As VM automation becomes more and more predominant in cloud environments, the issue of abstraction becomes more important. Consider if you will, an infrastructure in which the creation and management of VMs is fully automated. Now put all those applications and information and VMs in one big cloud that is all self-sufficient and constantly moving around due to load balancing and other automated processes. Then, add in cloud applications, plugins, security and anything else that could possibly run in that environment. Then, connect it all up so that every part of the infrastructure is inter-dependent and connects through a broker. And for fun’s sake, let’s assume there is a memory leak on one of the servers and your start losing VMs. Continue reading
I recently met with a Canadian cloud innovator, DataGardens, to provide some input on how their solutions would benefit different market segments, and be used for different key continuity and security functions. If you haven’t heard of DataGardens (I have to admit, I wasn’t familiar with them either) or their flagship solution, DataGardens WAVE, you might want to take a look at them again. Especially if you have need for virtualization or cloud business continuity services. Continue reading

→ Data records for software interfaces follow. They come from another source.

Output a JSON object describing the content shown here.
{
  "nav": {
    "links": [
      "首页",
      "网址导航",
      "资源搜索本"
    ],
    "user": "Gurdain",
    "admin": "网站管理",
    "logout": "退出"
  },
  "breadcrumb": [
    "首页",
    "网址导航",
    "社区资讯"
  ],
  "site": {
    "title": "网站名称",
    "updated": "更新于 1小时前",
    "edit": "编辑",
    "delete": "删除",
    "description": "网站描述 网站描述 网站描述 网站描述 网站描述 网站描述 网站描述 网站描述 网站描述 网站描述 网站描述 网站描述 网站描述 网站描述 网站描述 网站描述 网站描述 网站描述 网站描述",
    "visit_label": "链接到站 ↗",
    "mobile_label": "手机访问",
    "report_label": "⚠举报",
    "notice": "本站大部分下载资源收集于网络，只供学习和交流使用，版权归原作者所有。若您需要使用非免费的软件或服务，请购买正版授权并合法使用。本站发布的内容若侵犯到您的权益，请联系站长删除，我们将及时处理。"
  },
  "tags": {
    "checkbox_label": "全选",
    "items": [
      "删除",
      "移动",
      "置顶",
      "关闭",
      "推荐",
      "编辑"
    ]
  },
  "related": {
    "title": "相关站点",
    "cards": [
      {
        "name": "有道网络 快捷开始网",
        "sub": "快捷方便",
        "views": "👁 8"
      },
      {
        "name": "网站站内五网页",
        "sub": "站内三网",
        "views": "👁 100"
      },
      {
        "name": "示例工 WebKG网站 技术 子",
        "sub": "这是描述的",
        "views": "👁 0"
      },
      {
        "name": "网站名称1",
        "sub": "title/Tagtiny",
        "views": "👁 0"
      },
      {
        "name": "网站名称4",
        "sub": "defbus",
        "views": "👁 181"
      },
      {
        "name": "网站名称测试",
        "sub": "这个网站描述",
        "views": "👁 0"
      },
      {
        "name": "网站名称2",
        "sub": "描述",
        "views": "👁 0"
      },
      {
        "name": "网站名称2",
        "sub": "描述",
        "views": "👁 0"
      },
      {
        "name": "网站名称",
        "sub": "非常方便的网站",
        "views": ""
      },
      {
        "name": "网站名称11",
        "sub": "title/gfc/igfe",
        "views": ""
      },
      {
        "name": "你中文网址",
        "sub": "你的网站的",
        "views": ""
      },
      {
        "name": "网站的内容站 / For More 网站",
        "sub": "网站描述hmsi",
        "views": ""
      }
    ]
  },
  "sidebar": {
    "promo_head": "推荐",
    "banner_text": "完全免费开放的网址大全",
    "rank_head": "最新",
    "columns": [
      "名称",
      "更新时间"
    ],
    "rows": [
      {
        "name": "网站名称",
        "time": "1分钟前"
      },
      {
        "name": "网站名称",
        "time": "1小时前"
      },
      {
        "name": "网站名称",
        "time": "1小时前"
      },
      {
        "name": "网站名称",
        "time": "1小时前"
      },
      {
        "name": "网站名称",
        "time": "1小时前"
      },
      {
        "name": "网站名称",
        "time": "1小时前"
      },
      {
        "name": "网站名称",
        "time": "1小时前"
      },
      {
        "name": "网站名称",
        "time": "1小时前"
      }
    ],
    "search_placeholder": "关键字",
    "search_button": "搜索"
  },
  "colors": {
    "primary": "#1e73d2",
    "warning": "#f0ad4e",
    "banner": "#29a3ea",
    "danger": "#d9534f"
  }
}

It seems like the in the last few years, every single service provider has been scratching their head and thinking “how do we sell to the SMBs?”. I’m not talking just cloud providers, but most businesses in general. Part of it is that in Canada, while there are some significantly large enterprises, the majority of organizations fit into the traditional SMB definition. But the question is, will cloud help us finally get enterprise-class solutions to those customers? Continue reading
Continuing from yesterday’s post about disaster recovery (DR), today I want to highlight some of the types of DR services that are available and some of the benefits and drawbacks of each service. So without further ado, Allons-y! Continue reading
One of the most frustrating things for me personally is the hype that surrounds cloud and the way it overshadows the true benefits and issues of a cloud model. I am sure I am not the only one who is greeted with so much eye rolling when I mention the word cloud that it feels like I stepped into bad movie about exorcism.
But that doesn’t mean that no one cares about cloud, I wouldn’t have a blog if that were true. Disaster Recovery is a perfect example of where people start to listen to talk about cloud models, after all, if you subscribe to only one cloud-based service, there is a good chance its a DR one. Disaster Recovery is one of those services that highlights the reasons that cloud isn’t going anywhere, but it also puts the complicated learning curve of cloud in the spotlight. Continue reading